In re Horn

(Bankr. S.D. Ind. Jan. 4, 2016)

The bankruptcy court denies the United States Trustee’s (“UST”) motion to dismiss the Chapter 7 bankruptcy case under 11 U.S.C. § 707(b). The UST did not argue that the debtor filed in bad faith, but instead the totality of the circumstances of the debtor’s financial situation warranted dismissal. The debtor scheduled significant monthly retirement payments and tax overpayments that the UST contended could be used to fund a Chapter 13 plan. The court finds that the circumstances here did not warrant dismissal, in part due to the debtor’s age and retirement savings to date. Opinion below.

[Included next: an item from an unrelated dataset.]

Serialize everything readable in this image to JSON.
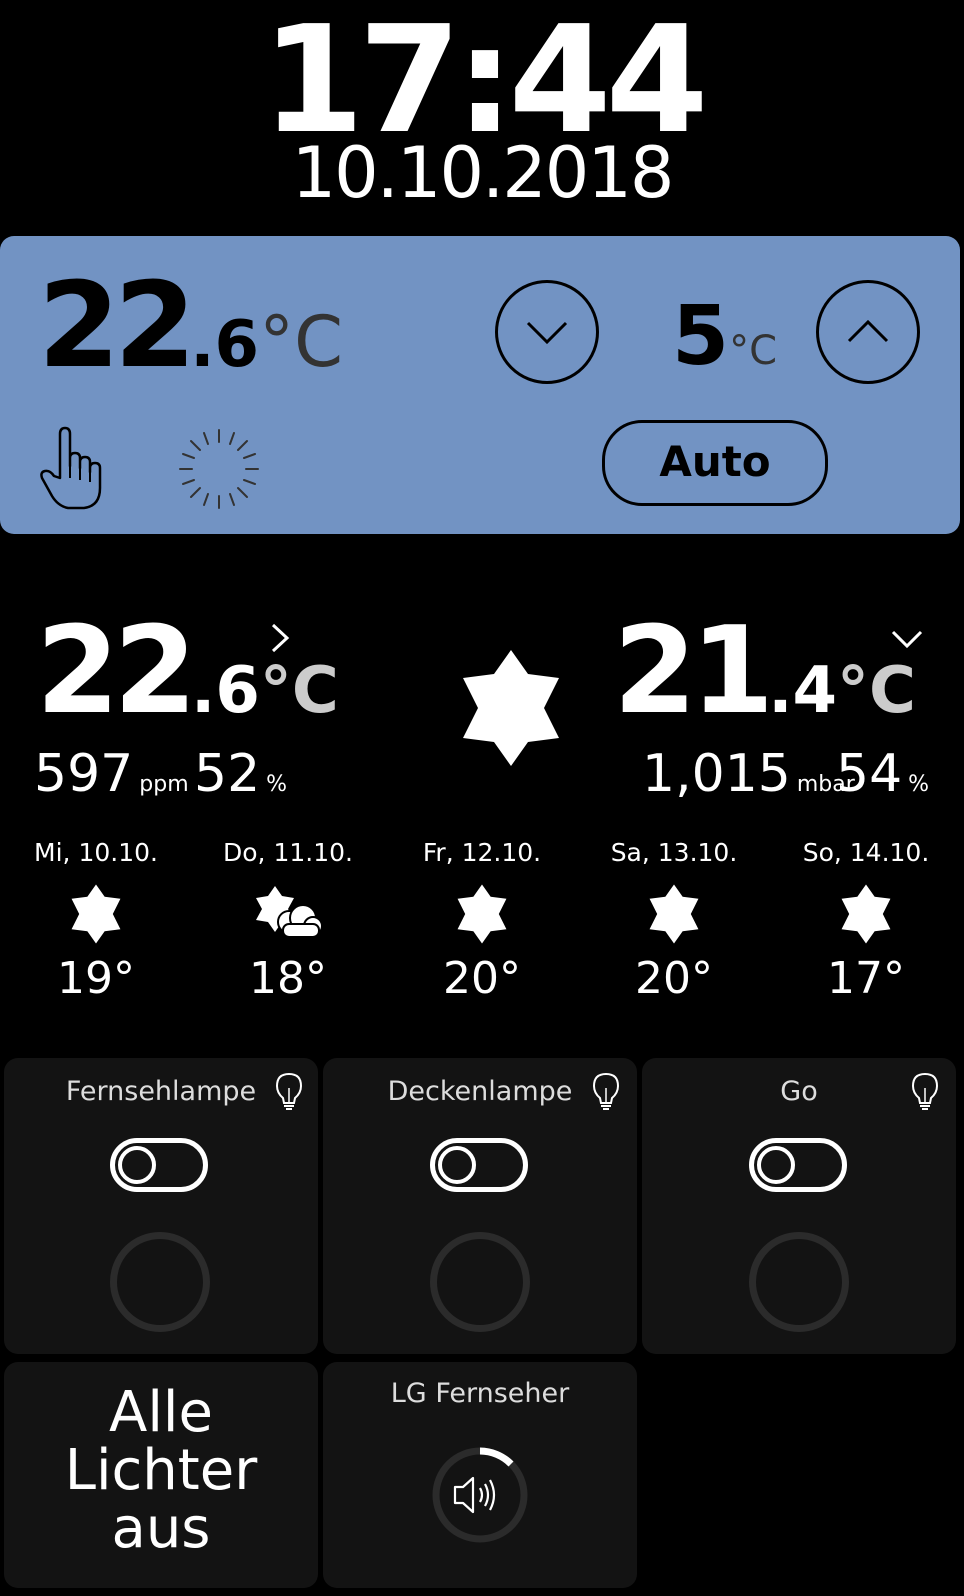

2016-01-04 – in re horn

Author: Matt Lindblom

In re Peterson

(Bankr. S.D. Ind. Feb. 4, 2015)

The bankruptcy court denies the creditor’s motion to dismiss or convert the chapter 7 case. The creditor had obtained a judgment against the debtor and her employer for the debtor’s unlawful accessing and dissemination of the creditor’s medical information. The creditor sought dismissal of the case under § 707(b) (failure of means test), but the court determined the debtor’s debts were not primarily consumer debts and thus that section did not apply. While the judgment was not a business debt, that did not necessarily mean it was a consumer debt. The creditor also sought dismissal for cause under § 707(a). The court recognized that seeking to pay a large debt of one creditor is a factor in favor of dismissal, but that alone did not warrant dismissal for cause. There was no evidence of the debtor’s ability to pay the large judgment. Finally, the creditor alternatively sought to convert the case to chapter 11, but the court denied the request, finding no credible evidence of the debtor’s ability to pay the debt or that chapter 11 would benefit creditors more than chapter 7 (in part because the creditor could collect the judgment from the debtor’s employer). Opinion below.

2015-02-04 – in re peterson

Author: Matt Lindblom